The “blah-blah-blah” is almost certainly E.L. James (Fifty Shades of Grey), Andy Weir (The Martian), or Hugh Howey (Wool). I’ve had this conversation at least half a dozen times:
Fellow drinker: “Why don’t you self-publish?”
Me: “It’s not for me.”
Fellow drinker: “Really? Well, it worked for—”
Fellow drinker: “Why?”
Me: “Because you’re about to say either E.L. James, Andy Weir, or Hugh Howey.
Fellow drinker: (stunned silence)
And again, it’s true. All three of these authors did some variant of self-publishing, and now they’re making bathtubs of money. But this is what’s known as the “Outlier Fallacy.” I don’t want to go into it too much, but suffice to say, for every E.L. James, there are thousands and thousands and thousands of self-published writers on Amazon who end up selling only a few hundred copies. “To get rich” is simply not a sane reason to go into writing, let alone self-publishing.
3. “You get your name out there.”
Okay, this one is tricky, because “getting your name out there” is critical for an author. So, the question is: Is self-publishing a good way to do that?
Self-publishing doesn’t bear the same stigma that it did just a few decades ago, when it was called “vanity publishing,” and I credit Youtube. Today, musicians who can’t score a contract with a record label can still get their music heard by uploading a video. And there’s a logic: many musicians have been discovered on Youtube by record companies, so maybe an author can be discovered on Amazon.
Do agents troll Amazon, looking for clients? Maybe.

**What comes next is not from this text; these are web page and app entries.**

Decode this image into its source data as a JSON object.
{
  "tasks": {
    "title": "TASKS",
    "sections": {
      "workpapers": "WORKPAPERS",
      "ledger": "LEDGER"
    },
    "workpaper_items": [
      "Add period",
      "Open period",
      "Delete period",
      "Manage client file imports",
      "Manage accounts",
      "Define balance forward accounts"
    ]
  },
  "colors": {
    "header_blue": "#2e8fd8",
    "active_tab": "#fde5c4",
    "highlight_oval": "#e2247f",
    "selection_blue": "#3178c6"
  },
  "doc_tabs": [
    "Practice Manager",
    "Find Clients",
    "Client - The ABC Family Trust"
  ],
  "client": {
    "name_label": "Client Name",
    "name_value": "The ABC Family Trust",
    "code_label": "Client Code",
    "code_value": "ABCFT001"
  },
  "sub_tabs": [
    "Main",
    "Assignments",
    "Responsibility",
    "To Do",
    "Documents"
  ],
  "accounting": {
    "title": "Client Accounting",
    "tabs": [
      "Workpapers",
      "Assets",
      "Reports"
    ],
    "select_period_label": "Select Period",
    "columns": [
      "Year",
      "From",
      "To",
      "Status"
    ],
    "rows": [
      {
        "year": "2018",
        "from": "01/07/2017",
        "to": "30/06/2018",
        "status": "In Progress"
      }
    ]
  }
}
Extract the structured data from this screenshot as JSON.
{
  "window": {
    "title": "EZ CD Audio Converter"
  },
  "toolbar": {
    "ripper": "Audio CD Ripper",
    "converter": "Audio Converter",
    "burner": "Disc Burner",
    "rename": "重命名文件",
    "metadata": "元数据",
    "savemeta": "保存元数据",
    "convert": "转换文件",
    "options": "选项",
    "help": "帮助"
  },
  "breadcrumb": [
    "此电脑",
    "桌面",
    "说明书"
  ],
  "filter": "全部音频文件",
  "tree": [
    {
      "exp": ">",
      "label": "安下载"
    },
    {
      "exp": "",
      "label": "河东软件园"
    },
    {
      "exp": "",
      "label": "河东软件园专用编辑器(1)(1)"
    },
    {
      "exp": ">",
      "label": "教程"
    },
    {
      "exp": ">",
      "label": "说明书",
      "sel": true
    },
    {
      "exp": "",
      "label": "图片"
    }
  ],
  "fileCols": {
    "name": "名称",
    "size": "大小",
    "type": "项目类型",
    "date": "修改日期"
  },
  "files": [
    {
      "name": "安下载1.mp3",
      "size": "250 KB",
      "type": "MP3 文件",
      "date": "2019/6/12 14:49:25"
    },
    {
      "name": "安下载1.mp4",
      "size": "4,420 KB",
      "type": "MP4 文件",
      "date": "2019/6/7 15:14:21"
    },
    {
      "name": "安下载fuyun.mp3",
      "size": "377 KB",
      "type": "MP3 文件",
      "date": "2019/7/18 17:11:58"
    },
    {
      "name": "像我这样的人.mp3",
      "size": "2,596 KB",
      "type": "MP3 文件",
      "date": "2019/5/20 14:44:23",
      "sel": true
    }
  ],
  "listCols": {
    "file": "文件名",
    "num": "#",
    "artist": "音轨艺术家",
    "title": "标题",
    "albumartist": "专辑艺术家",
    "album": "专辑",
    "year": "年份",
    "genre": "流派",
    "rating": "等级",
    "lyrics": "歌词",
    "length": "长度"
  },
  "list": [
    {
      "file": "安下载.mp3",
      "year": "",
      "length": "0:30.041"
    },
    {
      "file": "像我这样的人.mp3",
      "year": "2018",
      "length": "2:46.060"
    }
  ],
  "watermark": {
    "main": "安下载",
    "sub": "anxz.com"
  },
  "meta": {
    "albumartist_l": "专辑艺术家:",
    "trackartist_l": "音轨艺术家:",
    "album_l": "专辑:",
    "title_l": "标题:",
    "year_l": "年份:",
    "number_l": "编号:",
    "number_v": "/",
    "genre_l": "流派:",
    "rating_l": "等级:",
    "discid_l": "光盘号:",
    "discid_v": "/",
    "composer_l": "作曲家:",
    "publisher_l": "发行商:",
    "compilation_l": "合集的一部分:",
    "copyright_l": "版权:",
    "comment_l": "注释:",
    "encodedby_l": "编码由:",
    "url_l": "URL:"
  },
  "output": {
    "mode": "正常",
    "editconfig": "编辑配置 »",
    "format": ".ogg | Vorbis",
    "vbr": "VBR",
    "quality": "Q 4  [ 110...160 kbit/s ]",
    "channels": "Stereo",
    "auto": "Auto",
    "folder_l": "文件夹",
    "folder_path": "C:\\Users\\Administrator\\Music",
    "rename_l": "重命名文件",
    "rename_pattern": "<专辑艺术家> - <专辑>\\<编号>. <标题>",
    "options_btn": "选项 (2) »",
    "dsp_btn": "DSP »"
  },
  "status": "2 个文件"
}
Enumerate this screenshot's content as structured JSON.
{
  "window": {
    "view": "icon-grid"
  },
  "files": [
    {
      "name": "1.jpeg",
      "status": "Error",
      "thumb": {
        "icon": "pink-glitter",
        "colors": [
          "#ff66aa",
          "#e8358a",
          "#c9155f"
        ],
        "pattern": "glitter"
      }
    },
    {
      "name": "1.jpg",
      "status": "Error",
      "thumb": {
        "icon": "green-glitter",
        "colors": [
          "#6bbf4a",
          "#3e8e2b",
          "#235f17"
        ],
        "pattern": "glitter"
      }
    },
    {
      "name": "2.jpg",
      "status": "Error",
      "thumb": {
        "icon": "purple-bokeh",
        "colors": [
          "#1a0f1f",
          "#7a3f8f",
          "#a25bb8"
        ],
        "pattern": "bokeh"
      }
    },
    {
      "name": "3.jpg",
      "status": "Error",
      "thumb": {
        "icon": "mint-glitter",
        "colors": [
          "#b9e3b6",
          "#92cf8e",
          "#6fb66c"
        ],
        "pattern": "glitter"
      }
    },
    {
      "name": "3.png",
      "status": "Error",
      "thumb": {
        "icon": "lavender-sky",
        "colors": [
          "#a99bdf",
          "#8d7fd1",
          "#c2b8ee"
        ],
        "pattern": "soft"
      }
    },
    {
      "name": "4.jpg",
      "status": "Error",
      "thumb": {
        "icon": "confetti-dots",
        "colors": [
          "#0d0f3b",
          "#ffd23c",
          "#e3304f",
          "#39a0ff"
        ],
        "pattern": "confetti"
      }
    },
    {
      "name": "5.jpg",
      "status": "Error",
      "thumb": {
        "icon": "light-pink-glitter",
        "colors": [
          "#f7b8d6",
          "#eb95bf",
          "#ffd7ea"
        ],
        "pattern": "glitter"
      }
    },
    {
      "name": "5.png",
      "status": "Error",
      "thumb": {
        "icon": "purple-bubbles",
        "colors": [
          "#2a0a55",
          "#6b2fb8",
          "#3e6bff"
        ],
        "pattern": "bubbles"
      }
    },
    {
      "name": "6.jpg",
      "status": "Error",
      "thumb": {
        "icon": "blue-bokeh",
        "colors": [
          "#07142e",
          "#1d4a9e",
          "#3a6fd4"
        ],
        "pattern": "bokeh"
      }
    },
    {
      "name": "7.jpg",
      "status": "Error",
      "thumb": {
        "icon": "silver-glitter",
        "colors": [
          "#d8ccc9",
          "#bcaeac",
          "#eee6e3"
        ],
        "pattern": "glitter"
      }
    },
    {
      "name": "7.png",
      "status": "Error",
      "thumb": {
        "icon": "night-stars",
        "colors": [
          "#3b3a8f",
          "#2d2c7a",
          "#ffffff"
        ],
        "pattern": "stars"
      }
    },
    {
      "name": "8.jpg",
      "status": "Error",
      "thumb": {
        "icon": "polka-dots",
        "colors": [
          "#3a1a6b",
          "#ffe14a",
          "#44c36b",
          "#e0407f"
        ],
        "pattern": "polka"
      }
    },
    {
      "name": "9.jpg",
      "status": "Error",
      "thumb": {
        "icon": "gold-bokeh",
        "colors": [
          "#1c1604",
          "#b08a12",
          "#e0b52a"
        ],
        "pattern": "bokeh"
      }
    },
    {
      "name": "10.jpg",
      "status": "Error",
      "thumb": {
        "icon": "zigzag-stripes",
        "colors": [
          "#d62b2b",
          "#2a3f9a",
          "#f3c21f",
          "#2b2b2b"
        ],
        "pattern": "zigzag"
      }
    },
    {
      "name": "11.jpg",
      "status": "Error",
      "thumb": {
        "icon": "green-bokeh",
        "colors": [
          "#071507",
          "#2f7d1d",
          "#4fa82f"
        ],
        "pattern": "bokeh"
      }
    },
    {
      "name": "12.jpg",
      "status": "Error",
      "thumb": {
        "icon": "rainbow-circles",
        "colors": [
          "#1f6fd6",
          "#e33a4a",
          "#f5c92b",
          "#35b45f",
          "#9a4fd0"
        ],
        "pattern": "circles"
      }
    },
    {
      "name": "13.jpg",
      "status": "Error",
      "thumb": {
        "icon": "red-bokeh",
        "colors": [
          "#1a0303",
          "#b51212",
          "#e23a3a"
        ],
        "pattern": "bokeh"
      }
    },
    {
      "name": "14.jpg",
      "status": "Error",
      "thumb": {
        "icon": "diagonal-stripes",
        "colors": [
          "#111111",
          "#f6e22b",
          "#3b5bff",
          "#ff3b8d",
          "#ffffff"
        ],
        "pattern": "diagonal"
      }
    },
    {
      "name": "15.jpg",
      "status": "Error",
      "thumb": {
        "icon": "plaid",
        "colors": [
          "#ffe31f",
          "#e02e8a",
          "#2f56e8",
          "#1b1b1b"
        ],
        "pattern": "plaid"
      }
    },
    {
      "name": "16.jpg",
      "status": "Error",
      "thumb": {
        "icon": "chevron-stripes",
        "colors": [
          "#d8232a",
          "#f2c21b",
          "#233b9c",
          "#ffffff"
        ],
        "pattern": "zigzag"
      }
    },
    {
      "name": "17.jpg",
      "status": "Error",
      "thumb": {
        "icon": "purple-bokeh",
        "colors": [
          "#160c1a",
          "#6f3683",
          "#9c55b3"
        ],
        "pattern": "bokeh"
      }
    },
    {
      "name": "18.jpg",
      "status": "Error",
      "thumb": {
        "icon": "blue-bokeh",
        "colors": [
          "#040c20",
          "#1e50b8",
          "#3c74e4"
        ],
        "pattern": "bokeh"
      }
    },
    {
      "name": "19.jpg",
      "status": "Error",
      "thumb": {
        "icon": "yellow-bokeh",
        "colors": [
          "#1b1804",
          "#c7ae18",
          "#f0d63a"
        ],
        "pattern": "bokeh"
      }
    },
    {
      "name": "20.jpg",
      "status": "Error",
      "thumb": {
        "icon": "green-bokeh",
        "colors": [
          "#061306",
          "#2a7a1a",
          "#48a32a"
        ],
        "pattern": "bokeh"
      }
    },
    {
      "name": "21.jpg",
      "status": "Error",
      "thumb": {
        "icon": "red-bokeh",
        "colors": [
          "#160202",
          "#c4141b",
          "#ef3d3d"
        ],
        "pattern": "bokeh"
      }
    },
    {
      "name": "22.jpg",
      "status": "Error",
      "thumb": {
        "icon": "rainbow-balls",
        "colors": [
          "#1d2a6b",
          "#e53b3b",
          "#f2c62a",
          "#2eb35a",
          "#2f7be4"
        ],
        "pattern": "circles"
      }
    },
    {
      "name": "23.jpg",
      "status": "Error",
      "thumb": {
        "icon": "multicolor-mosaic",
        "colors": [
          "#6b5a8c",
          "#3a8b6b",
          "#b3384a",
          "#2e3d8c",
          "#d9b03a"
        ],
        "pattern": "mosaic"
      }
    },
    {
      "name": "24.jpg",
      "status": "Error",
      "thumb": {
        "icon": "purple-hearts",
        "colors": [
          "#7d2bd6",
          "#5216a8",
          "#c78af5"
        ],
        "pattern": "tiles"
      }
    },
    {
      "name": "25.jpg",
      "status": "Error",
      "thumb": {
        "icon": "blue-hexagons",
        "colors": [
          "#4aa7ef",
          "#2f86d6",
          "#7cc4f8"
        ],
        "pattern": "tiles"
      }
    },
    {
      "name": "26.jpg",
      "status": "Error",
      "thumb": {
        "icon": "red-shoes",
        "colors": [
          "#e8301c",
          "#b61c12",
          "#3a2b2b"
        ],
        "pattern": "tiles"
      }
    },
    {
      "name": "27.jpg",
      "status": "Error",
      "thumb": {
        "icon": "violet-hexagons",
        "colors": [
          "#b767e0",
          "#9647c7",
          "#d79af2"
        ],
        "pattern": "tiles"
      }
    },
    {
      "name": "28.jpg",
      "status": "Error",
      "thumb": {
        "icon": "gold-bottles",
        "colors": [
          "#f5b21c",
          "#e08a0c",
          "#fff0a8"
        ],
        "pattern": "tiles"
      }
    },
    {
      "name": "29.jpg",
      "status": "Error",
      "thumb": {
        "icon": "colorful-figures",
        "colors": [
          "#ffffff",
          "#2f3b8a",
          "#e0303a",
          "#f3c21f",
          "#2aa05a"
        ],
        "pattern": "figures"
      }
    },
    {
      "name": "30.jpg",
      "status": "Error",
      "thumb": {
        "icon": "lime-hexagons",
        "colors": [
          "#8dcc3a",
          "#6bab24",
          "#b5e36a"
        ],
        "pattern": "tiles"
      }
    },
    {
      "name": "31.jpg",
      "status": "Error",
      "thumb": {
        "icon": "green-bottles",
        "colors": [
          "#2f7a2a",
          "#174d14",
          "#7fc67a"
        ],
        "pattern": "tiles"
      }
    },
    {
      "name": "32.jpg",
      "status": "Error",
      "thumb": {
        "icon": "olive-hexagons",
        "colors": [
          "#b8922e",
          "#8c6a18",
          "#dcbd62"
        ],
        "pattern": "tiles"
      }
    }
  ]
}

I know that publishing houses are loath to publish a book that’s already been downloaded a lot on Amazon (it does happen, but it’s rare), but maybe, if an agent likes your book, they might ask you what else you’re writing, and you can win a contract that way. Seems like a longshot, but what isn’t?
I guess I think of it as bullshit because there are, in my opinion, better ways to “get your name out there.” Take my web series, Martinis with Nick, which is, ultimately, about me, whereas self-publishing is about the book, i.e., the product, i.e., what you’re trying to sell. Martinis with Nick is an advertisement; a self-published book is the thing, itself. To me, that’s not the same as “getting your name out there.”
And, what happens when your book only sells 300 copies? You might chalk it up to a learning experience, but nothing goes away on the Internet. What happens when an agent has some interest in your next book, and she googles you? Will your status as a failed self-publisher affect her decision to take you on? Maybe not, but it sure as hell won’t help.
I think the question every novelist should ask herself is, “Do I want to be a publisher?” because that’s what we’re really talking about. For me, the answer is no. I’m sure I can do it with some modicum of competence, but there are real, honest-to-God, full-time publishers out there who can run circles around me, if one of them ever took a chance on my book. I don’t know if that will ever happen. I like to think it will. But one thing I know for sure is, my chances are better if I spend my day writing the best book I can, rather than pleading with a blogger for a review.
- The pitfalls of self-publishing, part 2
- The first 25,000 words